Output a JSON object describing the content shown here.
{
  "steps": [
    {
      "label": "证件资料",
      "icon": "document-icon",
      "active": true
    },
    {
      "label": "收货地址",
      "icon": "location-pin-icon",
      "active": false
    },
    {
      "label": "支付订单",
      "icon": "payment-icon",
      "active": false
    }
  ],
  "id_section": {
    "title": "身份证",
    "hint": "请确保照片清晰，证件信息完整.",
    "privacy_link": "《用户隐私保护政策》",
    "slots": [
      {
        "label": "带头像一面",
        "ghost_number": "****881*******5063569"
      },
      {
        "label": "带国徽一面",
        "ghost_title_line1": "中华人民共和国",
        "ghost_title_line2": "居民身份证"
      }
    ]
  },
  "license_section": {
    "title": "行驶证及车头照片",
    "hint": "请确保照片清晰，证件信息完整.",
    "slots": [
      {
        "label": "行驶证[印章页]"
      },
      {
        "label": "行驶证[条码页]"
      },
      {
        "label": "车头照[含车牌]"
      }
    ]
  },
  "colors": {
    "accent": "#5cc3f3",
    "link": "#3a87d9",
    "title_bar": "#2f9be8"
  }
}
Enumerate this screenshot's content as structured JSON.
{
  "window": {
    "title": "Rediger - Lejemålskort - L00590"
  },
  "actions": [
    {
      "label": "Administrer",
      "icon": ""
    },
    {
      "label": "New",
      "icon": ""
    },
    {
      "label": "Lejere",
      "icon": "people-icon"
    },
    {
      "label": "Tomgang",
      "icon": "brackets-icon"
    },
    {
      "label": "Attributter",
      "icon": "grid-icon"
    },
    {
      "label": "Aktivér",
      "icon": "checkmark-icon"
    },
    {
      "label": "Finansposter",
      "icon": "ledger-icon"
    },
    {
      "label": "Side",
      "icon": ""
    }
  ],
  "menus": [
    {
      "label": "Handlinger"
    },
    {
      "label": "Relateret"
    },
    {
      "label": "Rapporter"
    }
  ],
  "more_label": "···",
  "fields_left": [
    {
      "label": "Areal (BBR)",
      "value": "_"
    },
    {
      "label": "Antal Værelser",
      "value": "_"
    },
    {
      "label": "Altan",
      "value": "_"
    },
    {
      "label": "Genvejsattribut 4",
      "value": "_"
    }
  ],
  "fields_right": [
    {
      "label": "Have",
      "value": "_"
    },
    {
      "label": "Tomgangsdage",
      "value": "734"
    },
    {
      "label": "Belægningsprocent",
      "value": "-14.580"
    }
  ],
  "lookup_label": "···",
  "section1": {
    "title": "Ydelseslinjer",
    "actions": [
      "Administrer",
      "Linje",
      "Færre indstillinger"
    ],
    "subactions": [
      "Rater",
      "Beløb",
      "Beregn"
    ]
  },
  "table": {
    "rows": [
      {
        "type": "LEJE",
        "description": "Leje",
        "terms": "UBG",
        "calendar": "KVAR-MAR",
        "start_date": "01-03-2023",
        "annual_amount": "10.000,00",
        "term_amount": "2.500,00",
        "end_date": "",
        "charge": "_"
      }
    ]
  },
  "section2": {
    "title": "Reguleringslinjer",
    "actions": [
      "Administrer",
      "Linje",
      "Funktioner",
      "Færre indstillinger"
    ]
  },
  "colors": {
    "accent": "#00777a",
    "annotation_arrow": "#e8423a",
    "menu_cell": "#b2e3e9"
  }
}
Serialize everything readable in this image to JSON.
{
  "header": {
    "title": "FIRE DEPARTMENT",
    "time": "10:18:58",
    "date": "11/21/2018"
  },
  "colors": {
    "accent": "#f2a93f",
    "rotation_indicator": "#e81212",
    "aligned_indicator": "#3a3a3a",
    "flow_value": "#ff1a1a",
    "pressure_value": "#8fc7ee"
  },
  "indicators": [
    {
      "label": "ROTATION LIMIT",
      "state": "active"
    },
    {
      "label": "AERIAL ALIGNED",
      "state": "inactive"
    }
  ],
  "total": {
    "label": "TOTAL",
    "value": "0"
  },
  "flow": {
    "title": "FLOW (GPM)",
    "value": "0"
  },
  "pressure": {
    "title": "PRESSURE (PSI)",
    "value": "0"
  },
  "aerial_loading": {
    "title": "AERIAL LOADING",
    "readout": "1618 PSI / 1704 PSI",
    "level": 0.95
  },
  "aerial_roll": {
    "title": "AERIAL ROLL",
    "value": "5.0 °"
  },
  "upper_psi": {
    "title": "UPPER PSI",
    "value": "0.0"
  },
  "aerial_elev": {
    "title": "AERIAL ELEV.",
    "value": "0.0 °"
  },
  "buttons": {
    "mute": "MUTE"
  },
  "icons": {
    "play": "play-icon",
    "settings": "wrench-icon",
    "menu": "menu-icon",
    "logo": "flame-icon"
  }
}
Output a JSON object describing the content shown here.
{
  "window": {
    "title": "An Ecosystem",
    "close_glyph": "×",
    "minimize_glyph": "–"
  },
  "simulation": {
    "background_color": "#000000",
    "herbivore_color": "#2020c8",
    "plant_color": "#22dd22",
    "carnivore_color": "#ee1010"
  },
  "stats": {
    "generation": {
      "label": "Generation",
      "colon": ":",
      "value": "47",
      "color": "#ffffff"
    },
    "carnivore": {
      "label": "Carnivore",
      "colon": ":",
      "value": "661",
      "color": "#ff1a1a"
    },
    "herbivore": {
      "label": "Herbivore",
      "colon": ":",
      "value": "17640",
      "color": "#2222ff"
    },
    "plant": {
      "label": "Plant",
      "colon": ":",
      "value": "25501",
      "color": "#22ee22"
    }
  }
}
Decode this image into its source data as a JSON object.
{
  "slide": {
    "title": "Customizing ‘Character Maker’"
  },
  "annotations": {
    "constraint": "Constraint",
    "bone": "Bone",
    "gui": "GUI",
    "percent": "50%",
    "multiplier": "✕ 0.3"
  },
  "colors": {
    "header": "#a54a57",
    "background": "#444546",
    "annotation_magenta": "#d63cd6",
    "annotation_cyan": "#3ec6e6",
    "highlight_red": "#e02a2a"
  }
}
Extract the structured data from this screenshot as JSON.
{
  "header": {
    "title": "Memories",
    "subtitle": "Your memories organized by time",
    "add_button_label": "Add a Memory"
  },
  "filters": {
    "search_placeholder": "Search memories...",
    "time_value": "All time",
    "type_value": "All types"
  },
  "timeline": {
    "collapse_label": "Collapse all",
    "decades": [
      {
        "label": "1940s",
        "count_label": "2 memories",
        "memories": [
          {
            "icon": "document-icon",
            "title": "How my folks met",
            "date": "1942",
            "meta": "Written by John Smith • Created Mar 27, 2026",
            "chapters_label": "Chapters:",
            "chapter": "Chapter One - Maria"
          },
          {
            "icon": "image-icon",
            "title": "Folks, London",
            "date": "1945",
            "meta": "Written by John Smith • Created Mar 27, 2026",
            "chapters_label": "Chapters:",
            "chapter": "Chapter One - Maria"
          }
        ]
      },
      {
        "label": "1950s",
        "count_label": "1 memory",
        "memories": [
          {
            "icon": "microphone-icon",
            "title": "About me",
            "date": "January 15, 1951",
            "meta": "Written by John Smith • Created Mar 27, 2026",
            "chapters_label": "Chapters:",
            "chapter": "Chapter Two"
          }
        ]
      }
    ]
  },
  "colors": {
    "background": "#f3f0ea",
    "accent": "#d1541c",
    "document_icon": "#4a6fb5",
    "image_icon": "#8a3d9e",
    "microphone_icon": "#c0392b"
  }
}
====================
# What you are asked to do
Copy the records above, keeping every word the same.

# Your response
Output a JSON object describing the content shown here.
{
  "steps": [
    {
      "label": "证件资料",
      "icon": "document-icon",
      "active": true
    },
    {
      "label": "收货地址",
      "icon": "location-pin-icon",
      "active": false
    },
    {
      "label": "支付订单",
      "icon": "payment-icon",
      "active": false
    }
  ],
  "id_section": {
    "title": "身份证",
    "hint": "请确保照片清晰，证件信息完整.",
    "privacy_link": "《用户隐私保护政策》",
    "slots": [
      {
        "label": "带头像一面",
        "ghost_number": "****881*******5063569"
      },
      {
        "label": "带国徽一面",
        "ghost_title_line1": "中华人民共和国",
        "ghost_title_line2": "居民身份证"
      }
    ]
  },
  "license_section": {
    "title": "行驶证及车头照片",
    "hint": "请确保照片清晰，证件信息完整.",
    "slots": [
      {
        "label": "行驶证[印章页]"
      },
      {
        "label": "行驶证[条码页]"
      },
      {
        "label": "车头照[含车牌]"
      }
    ]
  },
  "colors": {
    "accent": "#5cc3f3",
    "link": "#3a87d9",
    "title_bar": "#2f9be8"
  }
}
Enumerate this screenshot's content as structured JSON.
{
  "window": {
    "title": "Rediger - Lejemålskort - L00590"
  },
  "actions": [
    {
      "label": "Administrer",
      "icon": ""
    },
    {
      "label": "New",
      "icon": ""
    },
    {
      "label": "Lejere",
      "icon": "people-icon"
    },
    {
      "label": "Tomgang",
      "icon": "brackets-icon"
    },
    {
      "label": "Attributter",
      "icon": "grid-icon"
    },
    {
      "label": "Aktivér",
      "icon": "checkmark-icon"
    },
    {
      "label": "Finansposter",
      "icon": "ledger-icon"
    },
    {
      "label": "Side",
      "icon": ""
    }
  ],
  "menus": [
    {
      "label": "Handlinger"
    },
    {
      "label": "Relateret"
    },
    {
      "label": "Rapporter"
    }
  ],
  "more_label": "···",
  "fields_left": [
    {
      "label": "Areal (BBR)",
      "value": "_"
    },
    {
      "label": "Antal Værelser",
      "value": "_"
    },
    {
      "label": "Altan",
      "value": "_"
    },
    {
      "label": "Genvejsattribut 4",
      "value": "_"
    }
  ],
  "fields_right": [
    {
      "label": "Have",
      "value": "_"
    },
    {
      "label": "Tomgangsdage",
      "value": "734"
    },
    {
      "label": "Belægningsprocent",
      "value": "-14.580"
    }
  ],
  "lookup_label": "···",
  "section1": {
    "title": "Ydelseslinjer",
    "actions": [
      "Administrer",
      "Linje",
      "Færre indstillinger"
    ],
    "subactions": [
      "Rater",
      "Beløb",
      "Beregn"
    ]
  },
  "table": {
    "rows": [
      {
        "type": "LEJE",
        "description": "Leje",
        "terms": "UBG",
        "calendar": "KVAR-MAR",
        "start_date": "01-03-2023",
        "annual_amount": "10.000,00",
        "term_amount": "2.500,00",
        "end_date": "",
        "charge": "_"
      }
    ]
  },
  "section2": {
    "title": "Reguleringslinjer",
    "actions": [
      "Administrer",
      "Linje",
      "Funktioner",
      "Færre indstillinger"
    ]
  },
  "colors": {
    "accent": "#00777a",
    "annotation_arrow": "#e8423a",
    "menu_cell": "#b2e3e9"
  }
}
Serialize everything readable in this image to JSON.
{
  "header": {
    "title": "FIRE DEPARTMENT",
    "time": "10:18:58",
    "date": "11/21/2018"
  },
  "colors": {
    "accent": "#f2a93f",
    "rotation_indicator": "#e81212",
    "aligned_indicator": "#3a3a3a",
    "flow_value": "#ff1a1a",
    "pressure_value": "#8fc7ee"
  },
  "indicators": [
    {
      "label": "ROTATION LIMIT",
      "state": "active"
    },
    {
      "label": "AERIAL ALIGNED",
      "state": "inactive"
    }
  ],
  "total": {
    "label": "TOTAL",
    "value": "0"
  },
  "flow": {
    "title": "FLOW (GPM)",
    "value": "0"
  },
  "pressure": {
    "title": "PRESSURE (PSI)",
    "value": "0"
  },
  "aerial_loading": {
    "title": "AERIAL LOADING",
    "readout": "1618 PSI / 1704 PSI",
    "level": 0.95
  },
  "aerial_roll": {
    "title": "AERIAL ROLL",
    "value": "5.0 °"
  },
  "upper_psi": {
    "title": "UPPER PSI",
    "value": "0.0"
  },
  "aerial_elev": {
    "title": "AERIAL ELEV.",
    "value": "0.0 °"
  },
  "buttons": {
    "mute": "MUTE"
  },
  "icons": {
    "play": "play-icon",
    "settings": "wrench-icon",
    "menu": "menu-icon",
    "logo": "flame-icon"
  }
}
Output a JSON object describing the content shown here.
{
  "window": {
    "title": "An Ecosystem",
    "close_glyph": "×",
    "minimize_glyph": "–"
  },
  "simulation": {
    "background_color": "#000000",
    "herbivore_color": "#2020c8",
    "plant_color": "#22dd22",
    "carnivore_color": "#ee1010"
  },
  "stats": {
    "generation": {
      "label": "Generation",
      "colon": ":",
      "value": "47",
      "color": "#ffffff"
    },
    "carnivore": {
      "label": "Carnivore",
      "colon": ":",
      "value": "661",
      "color": "#ff1a1a"
    },
    "herbivore": {
      "label": "Herbivore",
      "colon": ":",
      "value": "17640",
      "color": "#2222ff"
    },
    "plant": {
      "label": "Plant",
      "colon": ":",
      "value": "25501",
      "color": "#22ee22"
    }
  }
}
Decode this image into its source data as a JSON object.
{
  "slide": {
    "title": "Customizing ‘Character Maker’"
  },
  "annotations": {
    "constraint": "Constraint",
    "bone": "Bone",
    "gui": "GUI",
    "percent": "50%",
    "multiplier": "✕ 0.3"
  },
  "colors": {
    "header": "#a54a57",
    "background": "#444546",
    "annotation_magenta": "#d63cd6",
    "annotation_cyan": "#3ec6e6",
    "highlight_red": "#e02a2a"
  }
}
Extract the structured data from this screenshot as JSON.
{
  "header": {
    "title": "Memories",
    "subtitle": "Your memories organized by time",
    "add_button_label": "Add a Memory"
  },
  "filters": {
    "search_placeholder": "Search memories...",
    "time_value": "All time",
    "type_value": "All types"
  },
  "timeline": {
    "collapse_label": "Collapse all",
    "decades": [
      {
        "label": "1940s",
        "count_label": "2 memories",
        "memories": [
          {
            "icon": "document-icon",
            "title": "How my folks met",
            "date": "1942",
            "meta": "Written by John Smith • Created Mar 27, 2026",
            "chapters_label": "Chapters:",
            "chapter": "Chapter One - Maria"
          },
          {
            "icon": "image-icon",
            "title": "Folks, London",
            "date": "1945",
            "meta": "Written by John Smith • Created Mar 27, 2026",
            "chapters_label": "Chapters:",
            "chapter": "Chapter One - Maria"
          }
        ]
      },
      {
        "label": "1950s",
        "count_label": "1 memory",
        "memories": [
          {
            "icon": "microphone-icon",
            "title": "About me",
            "date": "January 15, 1951",
            "meta": "Written by John Smith • Created Mar 27, 2026",
            "chapters_label": "Chapters:",
            "chapter": "Chapter Two"
          }
        ]
      }
    ]
  },
  "colors": {
    "background": "#f3f0ea",
    "accent": "#d1541c",
    "document_icon": "#4a6fb5",
    "image_icon": "#8a3d9e",
    "microphone_icon": "#c0392b"
  }
}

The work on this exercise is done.